- [Data provided]
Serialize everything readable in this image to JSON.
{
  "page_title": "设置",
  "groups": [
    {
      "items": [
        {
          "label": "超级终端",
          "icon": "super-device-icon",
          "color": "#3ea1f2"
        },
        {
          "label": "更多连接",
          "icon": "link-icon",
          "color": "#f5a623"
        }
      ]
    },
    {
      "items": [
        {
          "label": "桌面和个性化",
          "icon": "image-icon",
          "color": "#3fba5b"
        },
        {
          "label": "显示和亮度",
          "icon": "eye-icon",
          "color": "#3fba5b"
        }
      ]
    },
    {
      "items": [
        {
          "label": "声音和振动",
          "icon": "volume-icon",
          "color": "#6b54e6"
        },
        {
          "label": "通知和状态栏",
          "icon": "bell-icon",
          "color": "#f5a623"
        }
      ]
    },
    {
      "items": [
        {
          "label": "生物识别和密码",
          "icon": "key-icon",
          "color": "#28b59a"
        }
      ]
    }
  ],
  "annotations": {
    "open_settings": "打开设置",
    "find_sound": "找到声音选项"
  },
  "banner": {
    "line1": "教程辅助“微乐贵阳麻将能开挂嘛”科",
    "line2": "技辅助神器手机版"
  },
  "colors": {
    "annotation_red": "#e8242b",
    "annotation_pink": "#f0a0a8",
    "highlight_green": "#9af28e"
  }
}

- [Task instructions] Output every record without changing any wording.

- [Problem solution]
Serialize everything readable in this image to JSON.
{
  "page_title": "设置",
  "groups": [
    {
      "items": [
        {
          "label": "超级终端",
          "icon": "super-device-icon",
          "color": "#3ea1f2"
        },
        {
          "label": "更多连接",
          "icon": "link-icon",
          "color": "#f5a623"
        }
      ]
    },
    {
      "items": [
        {
          "label": "桌面和个性化",
          "icon": "image-icon",
          "color": "#3fba5b"
        },
        {
          "label": "显示和亮度",
          "icon": "eye-icon",
          "color": "#3fba5b"
        }
      ]
    },
    {
      "items": [
        {
          "label": "声音和振动",
          "icon": "volume-icon",
          "color": "#6b54e6"
        },
        {
          "label": "通知和状态栏",
          "icon": "bell-icon",
          "color": "#f5a623"
        }
      ]
    },
    {
      "items": [
        {
          "label": "生物识别和密码",
          "icon": "key-icon",
          "color": "#28b59a"
        }
      ]
    }
  ],
  "annotations": {
    "open_settings": "打开设置",
    "find_sound": "找到声音选项"
  },
  "banner": {
    "line1": "教程辅助“微乐贵阳麻将能开挂嘛”科",
    "line2": "技辅助神器手机版"
  },
  "colors": {
    "annotation_red": "#e8242b",
    "annotation_pink": "#f0a0a8",
    "highlight_green": "#9af28e"
  }
}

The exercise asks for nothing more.